→ **WORK TO BE COMPLETED**:
Look through the material below and copy every line containing the word "Phone".
____________________
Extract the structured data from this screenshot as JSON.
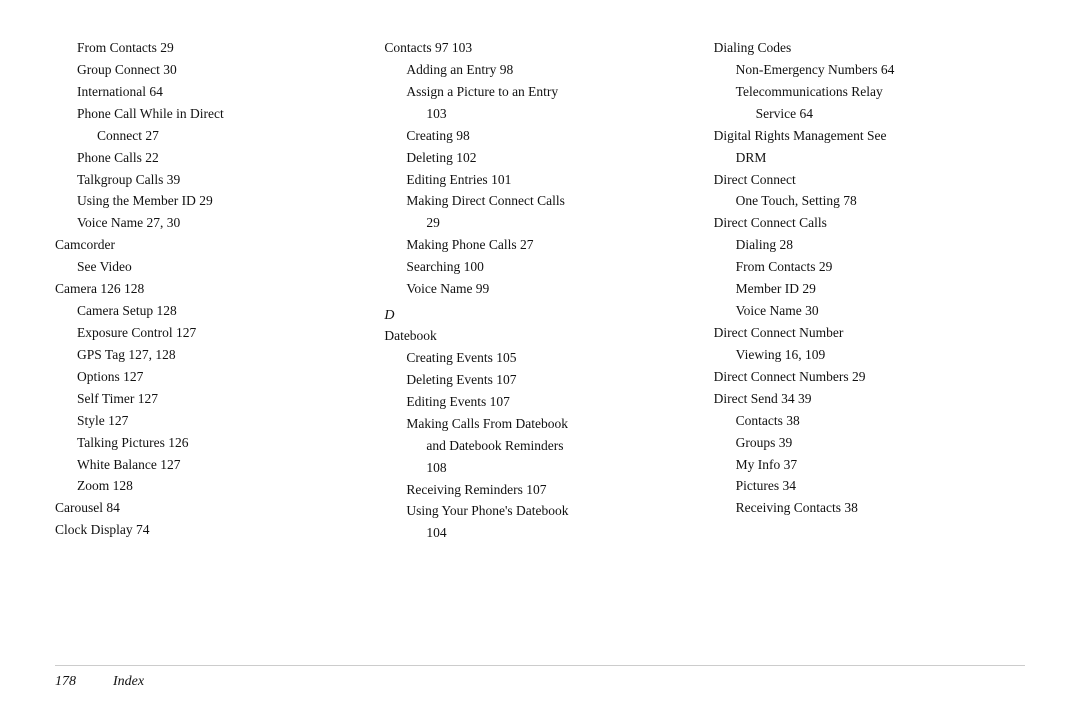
{
  "columns": [
    {
      "id": "col1",
      "entries": [
        {
          "level": "sub",
          "text": "From Contacts 29"
        },
        {
          "level": "sub",
          "text": "Group Connect 30"
        },
        {
          "level": "sub",
          "text": "International 64"
        },
        {
          "level": "sub",
          "text": "Phone Call While in Direct"
        },
        {
          "level": "sub2",
          "text": "Connect 27"
        },
        {
          "level": "sub",
          "text": "Phone Calls 22"
        },
        {
          "level": "sub",
          "text": "Talkgroup Calls 39"
        },
        {
          "level": "sub",
          "text": "Using the Member ID 29"
        },
        {
          "level": "sub",
          "text": "Voice Name 27, 30"
        },
        {
          "level": "main",
          "text": "Camcorder"
        },
        {
          "level": "sub",
          "text": "See Video"
        },
        {
          "level": "main",
          "text": "Camera 126  128"
        },
        {
          "level": "sub",
          "text": "Camera Setup 128"
        },
        {
          "level": "sub",
          "text": "Exposure Control 127"
        },
        {
          "level": "sub",
          "text": "GPS Tag 127, 128"
        },
        {
          "level": "sub",
          "text": "Options 127"
        },
        {
          "level": "sub",
          "text": "Self Timer 127"
        },
        {
          "level": "sub",
          "text": "Style 127"
        },
        {
          "level": "sub",
          "text": "Talking Pictures 126"
        },
        {
          "level": "sub",
          "text": "White Balance 127"
        },
        {
          "level": "sub",
          "text": "Zoom 128"
        },
        {
          "level": "main",
          "text": "Carousel 84"
        },
        {
          "level": "main",
          "text": "Clock Display 74"
        }
      ]
    },
    {
      "id": "col2",
      "entries": [
        {
          "level": "main",
          "text": "Contacts 97  103"
        },
        {
          "level": "sub",
          "text": "Adding an Entry 98"
        },
        {
          "level": "sub",
          "text": "Assign a Picture to an Entry"
        },
        {
          "level": "sub2",
          "text": "103"
        },
        {
          "level": "sub",
          "text": "Creating 98"
        },
        {
          "level": "sub",
          "text": "Deleting 102"
        },
        {
          "level": "sub",
          "text": "Editing Entries 101"
        },
        {
          "level": "sub",
          "text": "Making Direct Connect Calls"
        },
        {
          "level": "sub2",
          "text": "29"
        },
        {
          "level": "sub",
          "text": "Making Phone Calls 27"
        },
        {
          "level": "sub",
          "text": "Searching 100"
        },
        {
          "level": "sub",
          "text": "Voice Name 99"
        },
        {
          "level": "letter",
          "text": "D"
        },
        {
          "level": "main",
          "text": "Datebook"
        },
        {
          "level": "sub",
          "text": "Creating Events 105"
        },
        {
          "level": "sub",
          "text": "Deleting Events 107"
        },
        {
          "level": "sub",
          "text": "Editing Events 107"
        },
        {
          "level": "sub",
          "text": "Making Calls From Datebook"
        },
        {
          "level": "sub2",
          "text": "and Datebook Reminders"
        },
        {
          "level": "sub2",
          "text": "108"
        },
        {
          "level": "sub",
          "text": "Receiving Reminders 107"
        },
        {
          "level": "sub",
          "text": "Using Your Phone's Datebook"
        },
        {
          "level": "sub2",
          "text": "104"
        }
      ]
    },
    {
      "id": "col3",
      "entries": [
        {
          "level": "main",
          "text": "Dialing Codes"
        },
        {
          "level": "sub",
          "text": "Non-Emergency Numbers 64"
        },
        {
          "level": "sub",
          "text": "Telecommunications Relay"
        },
        {
          "level": "sub2",
          "text": "Service 64"
        },
        {
          "level": "main",
          "text": "Digital Rights Management See"
        },
        {
          "level": "sub",
          "text": "DRM"
        },
        {
          "level": "main",
          "text": "Direct Connect"
        },
        {
          "level": "sub",
          "text": "One Touch, Setting 78"
        },
        {
          "level": "main",
          "text": "Direct Connect Calls"
        },
        {
          "level": "sub",
          "text": "Dialing 28"
        },
        {
          "level": "sub",
          "text": "From Contacts 29"
        },
        {
          "level": "sub",
          "text": "Member ID 29"
        },
        {
          "level": "sub",
          "text": "Voice Name 30"
        },
        {
          "level": "main",
          "text": "Direct Connect Number"
        },
        {
          "level": "sub",
          "text": "Viewing 16, 109"
        },
        {
          "level": "main",
          "text": "Direct Connect Numbers 29"
        },
        {
          "level": "main",
          "text": "Direct Send 34  39"
        },
        {
          "level": "sub",
          "text": "Contacts 38"
        },
        {
          "level": "sub",
          "text": "Groups 39"
        },
        {
          "level": "sub",
          "text": "My Info 37"
        },
        {
          "level": "sub",
          "text": "Pictures 34"
        },
        {
          "level": "sub",
          "text": "Receiving Contacts 38"
        }
      ]
    }
  ],
  "footer": {
    "page": "178",
    "label": "Index"
  }
}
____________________
→ **WRITTEN ANSWER**:
          "text": "Phone Call While in Direct"
          "text": "Phone Calls 22"
          "text": "Making Phone Calls 27"
          "text": "Using Your Phone's Datebook"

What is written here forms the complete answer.